Barometric pressure and fishing

Discussion in 'Catfishing Library' started by wolfman, Nov 14, 2006.

  1. wolfman

    wolfman Well-Known Member

    Triadelphia, WV
    Walter Flack
    It has been known for a long time that the barometric pressure has an effect on fishing. How the pressure directly effects the fish is still not fully understood, but knowing how to use the barometric pressure readings can greatly increase your chances of catching fish, especially in shallow and fresh waters.

    Barometric pressure is the measure of the weight of the atmosphere above us. It exerts pressure on the waters we fish and even on us. In fact, it can change how well some people feel. It is believed by many, that it may have a similar and even more dramatic effect on fish effecting their feeding habits. The barometric pressure changes as the weather systems over us changes. When you look at a weather map that has those blue "H"s and red "L"s, this is indicating the areas with High and Low pressure. It is worth noting that the areas with high pressure are the areas with good weather, and the areas with low pressure are the areas with bad weather. Fishermen have used weather maps to predict the quality of fishing, and more importantly, how to fish.

    It is important, however, to note that the effects of barometric pressure is greater in fresh and shallow waters, than it is in deeper waters. This is probably due to the fact that the pressure of water is so much greater in deeper waters making the air pressure above it no longer having any significance.

    Some general rules regarding barometric pressure are:

    High Pressure:
    Clear skies. Fish slow down, find cover or go to deeper waters. Slow down and use baits more natural and attractive to fish. Fish in cover and in deeper waters.

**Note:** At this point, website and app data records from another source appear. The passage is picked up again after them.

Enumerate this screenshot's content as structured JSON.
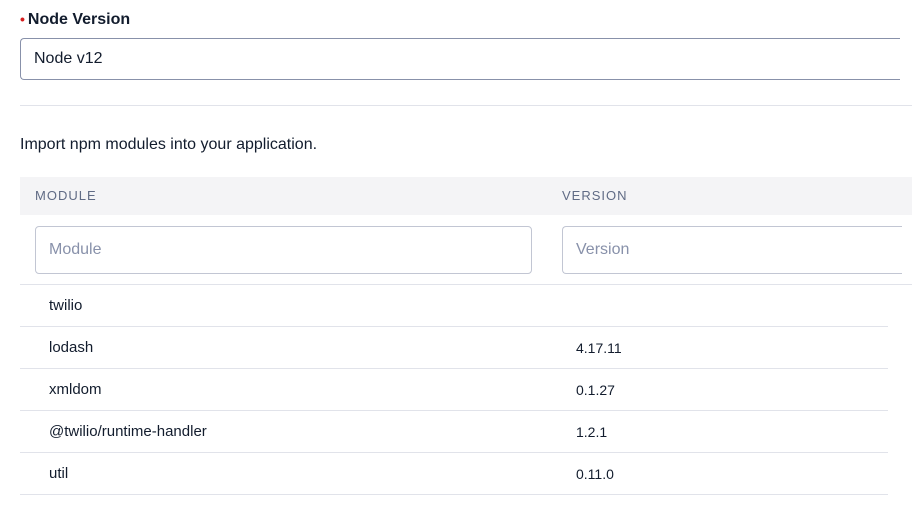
{
  "node_version": {
    "required_marker": "•",
    "label": "Node Version",
    "selected": "Node v12"
  },
  "dependencies": {
    "description": "Import npm modules into your application.",
    "headers": {
      "module": "MODULE",
      "version": "VERSION"
    },
    "new_module_placeholder": "Module",
    "new_version_placeholder": "Version",
    "rows": [
      {
        "module": "twilio",
        "version": ""
      },
      {
        "module": "lodash",
        "version": "4.17.11"
      },
      {
        "module": "xmldom",
        "version": "0.1.27"
      },
      {
        "module": "@twilio/runtime-handler",
        "version": "1.2.1"
      },
      {
        "module": "util",
        "version": "0.11.0"
      }
    ]
  },
  "colors": {
    "required": "#d61f1f",
    "header_bg": "#f4f4f6",
    "border": "#e1e3ea"
  }
}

    Rising Pressure:
    Clearing or improving. Fish tend to become slightly more active. Also fish at intermediate and deeper depths near cover.

    Normal Stable Pressure:
    Fair conditions. Normal fishing is active to slow. Experiment with your favorite baits at all depths.

    Falling Pressure:
    Degrading weather conditions. Most active fishing at this time. Drift fishing is good. Try fishing shallow water or intermediate depths.

    Slightly Lower Pressure:
    Usually cloudy conditions. Many fish will head away from cover and seek shallower waters. Some fish will become more aggressive.Use shallow water tactics and natural baits.

    Low Pressure:Rainy and stormy weather. Fish will tend to become less active the longer this period remains. As the action subsides, try fishing at deeper depths.

    It is also important to note, that the barometric pressure is just one of many factors that effect fish feeding habits. Other effects include water temperature, light, tidal forces, water clarity, the pH level, water levels, wind/surface disturbance, boat traffic, fishing pressure, and so on. Another good judging factor of fishing is the solunar effects which play a role in the tidal and illumination factors.